Excerpted from Sindh and its Sufis by Jethmal Parsram Gulrajani
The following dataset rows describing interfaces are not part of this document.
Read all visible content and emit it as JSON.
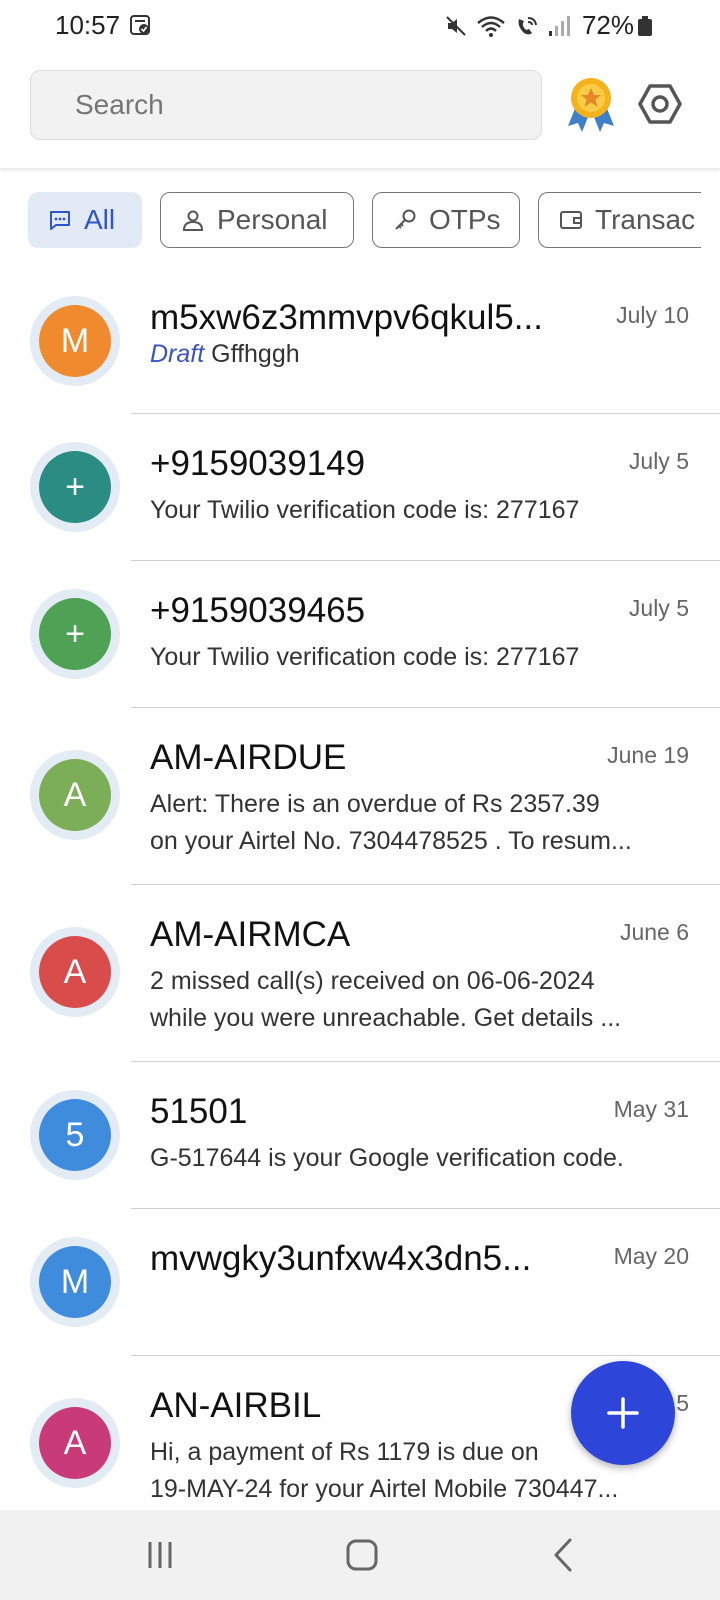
{
  "status_bar": {
    "time": "10:57",
    "battery": "72%",
    "icons": [
      "calendar-check-icon",
      "mute-icon",
      "wifi-icon",
      "wifi-calling-icon",
      "signal-icon",
      "battery-icon"
    ]
  },
  "search": {
    "placeholder": "Search",
    "value": ""
  },
  "header_icons": [
    "premium-badge-icon",
    "settings-icon"
  ],
  "chips": [
    {
      "label": "All",
      "icon": "message-icon",
      "active": true
    },
    {
      "label": "Personal",
      "icon": "person-icon",
      "active": false
    },
    {
      "label": "OTPs",
      "icon": "key-icon",
      "active": false
    },
    {
      "label": "Transac",
      "icon": "wallet-icon",
      "active": false
    }
  ],
  "conversations": [
    {
      "name": "m5xw6z3mmvpv6qkul5...",
      "date": "July 10",
      "draft_label": "Draft",
      "snippet_line1": "Gffhggh",
      "snippet_line2": "",
      "initial": "M",
      "color": "#ef8a2e"
    },
    {
      "name": "+9159039149",
      "date": "July 5",
      "draft_label": "",
      "snippet_line1": "Your Twilio verification code is: 277167",
      "snippet_line2": "",
      "initial": "+",
      "color": "#2a8c82"
    },
    {
      "name": "+9159039465",
      "date": "July 5",
      "draft_label": "",
      "snippet_line1": "Your Twilio verification code is: 277167",
      "snippet_line2": "",
      "initial": "+",
      "color": "#4fa155"
    },
    {
      "name": "AM-AIRDUE",
      "date": "June 19",
      "draft_label": "",
      "snippet_line1": "Alert: There is an overdue of Rs 2357.39",
      "snippet_line2": "on your Airtel No. 7304478525 . To resum...",
      "initial": "A",
      "color": "#7cad57"
    },
    {
      "name": "AM-AIRMCA",
      "date": "June 6",
      "draft_label": "",
      "snippet_line1": "2 missed call(s) received on 06-06-2024",
      "snippet_line2": "while you were unreachable. Get details ...",
      "initial": "A",
      "color": "#d94c4c"
    },
    {
      "name": "51501",
      "date": "May 31",
      "draft_label": "",
      "snippet_line1": "G-517644 is your Google verification code.",
      "snippet_line2": "",
      "initial": "5",
      "color": "#3f8bdc"
    },
    {
      "name": "mvwgky3unfxw4x3dn5...",
      "date": "May 20",
      "draft_label": "",
      "snippet_line1": "",
      "snippet_line2": "",
      "initial": "M",
      "color": "#3f8bdc"
    },
    {
      "name": "AN-AIRBIL",
      "date": "5",
      "draft_label": "",
      "snippet_line1": "Hi, a payment of Rs 1179 is due on",
      "snippet_line2": "19-MAY-24 for your Airtel Mobile 730447...",
      "initial": "A",
      "color": "#c83a78"
    }
  ],
  "fab": {
    "icon": "plus-icon"
  },
  "nav": [
    "recents-icon",
    "home-icon",
    "back-icon"
  ]
}
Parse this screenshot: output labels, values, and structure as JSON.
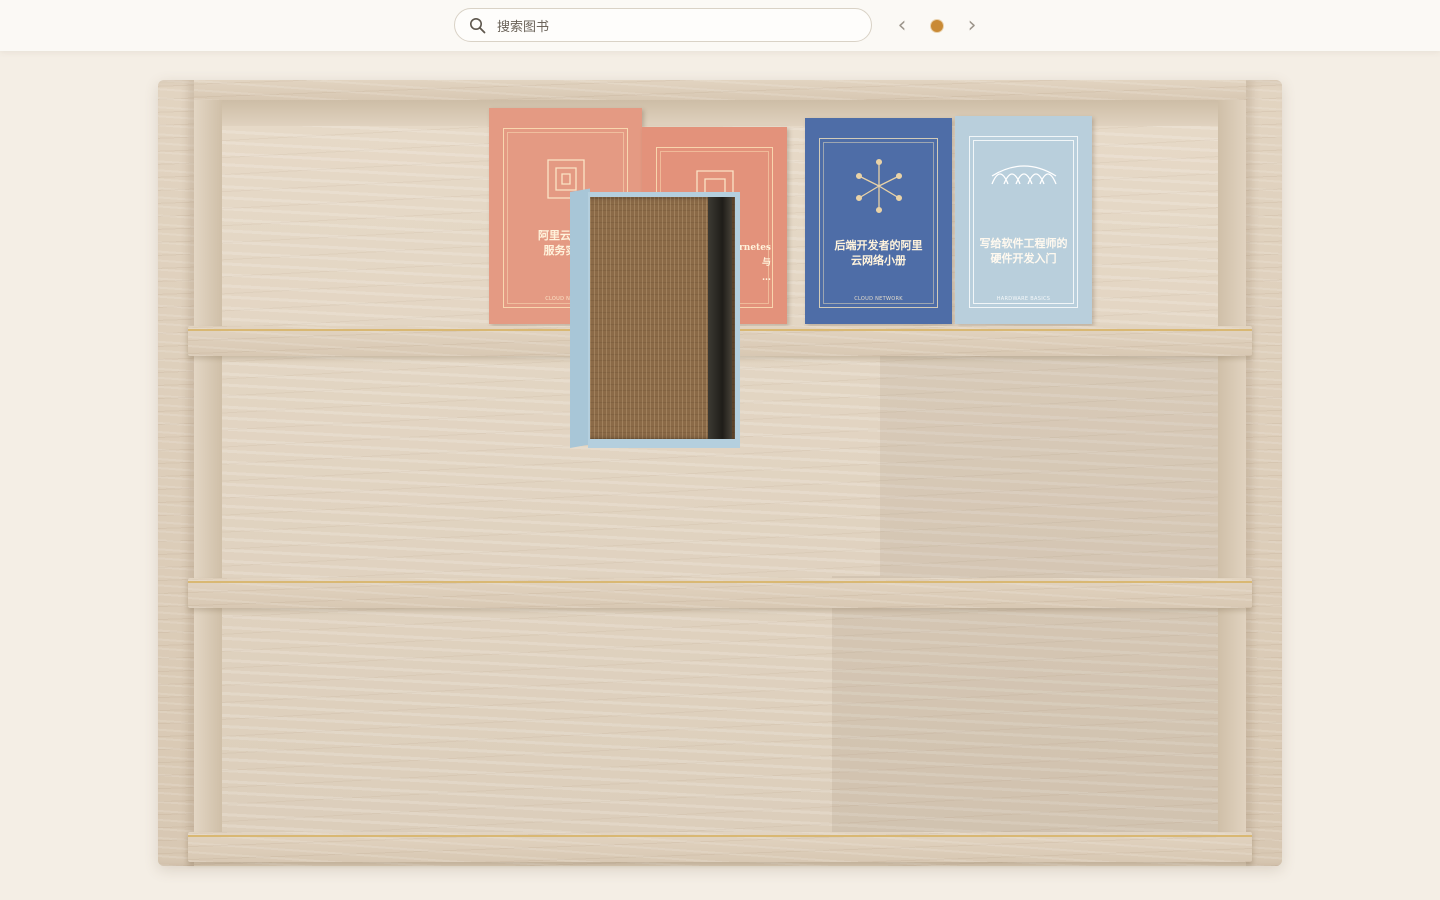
{
  "search": {
    "placeholder": "搜索图书"
  },
  "pagination": {
    "prev_label": "‹",
    "next_label": "›",
    "current_page": 1,
    "total_pages": 1
  },
  "colors": {
    "accent": "#c98a35",
    "background": "#f4eee5"
  },
  "books": [
    {
      "title": "阿里云云原生服务实践",
      "title_lines": [
        "阿里云云原",
        "服务实践"
      ],
      "subtitle": "CLOUD NATIVE",
      "color": "#e49a83",
      "icon": "frame-glyph-icon"
    },
    {
      "title": "Kubernetes 与 ...",
      "title_lines": [
        "Kubernetes 与",
        "…"
      ],
      "subtitle": "",
      "color": "#e3927b",
      "icon": "frame-glyph-icon"
    },
    {
      "title": "后端开发者的阿里云网络小册",
      "title_lines": [
        "后端开发者的阿里",
        "云网络小册"
      ],
      "subtitle": "CLOUD NETWORK",
      "color": "#4e6da7",
      "icon": "network-star-icon"
    },
    {
      "title": "写给软件工程师的硬件开发入门",
      "title_lines": [
        "写给软件工程师的",
        "硬件开发入门"
      ],
      "subtitle": "HARDWARE BASICS",
      "color": "#b9cfdc",
      "icon": "arches-icon"
    }
  ],
  "floating_book": {
    "state": "being dragged",
    "color": "#b4cfde"
  }
}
A story is given about the Qazi of Bukkur who was a judge in the days of Jam Sanjar. This Qazi had a peculiar way of his own, he took bribes not from one party but from both. Jam Sanjar having received complaints sent for him personally and took him to task. The Qazi , although dishonest in his duties, was honest enough to confess. he said, “Yes, I do take bribes. If I could, I would extract money from the witnesses who leave the premises before the court closes.” The pious Jam could not help laughing. The Qazi continued : “Sire, with all this sin, and with all the hard work of the day, I am not able to keep hunger out of my house, and my wife and children suffer.” The Jam took a lesson from this and raised the salaries of his servants. The present British rulers of India ought also to take a lesson from Jam Sanjar. Their lower subordinates often receive too little salary and obviously interpret this as an inducement to take to irregular means of increasing it. The Sumras and the Sammas ruled for two centuries. Their territory extended from the sea coast far into the boundaries of hte Punjab. Tatta, their capital, which was a huge city, is not now an important town in Sind, but its vast ruins stretch out for many, many miles, and its Makli Hill still presents many an object of interest and study. History repeated itself and luxury corroded the foundations of prosperity. The immorality and laxity of the last kings weakened their strength; and like Dahar of old, Feroz the son of the great Jam Nando, having neglected his duties for worldly pleasures, lost his kingdom and seriously disgraced himself. But so it was destined to be!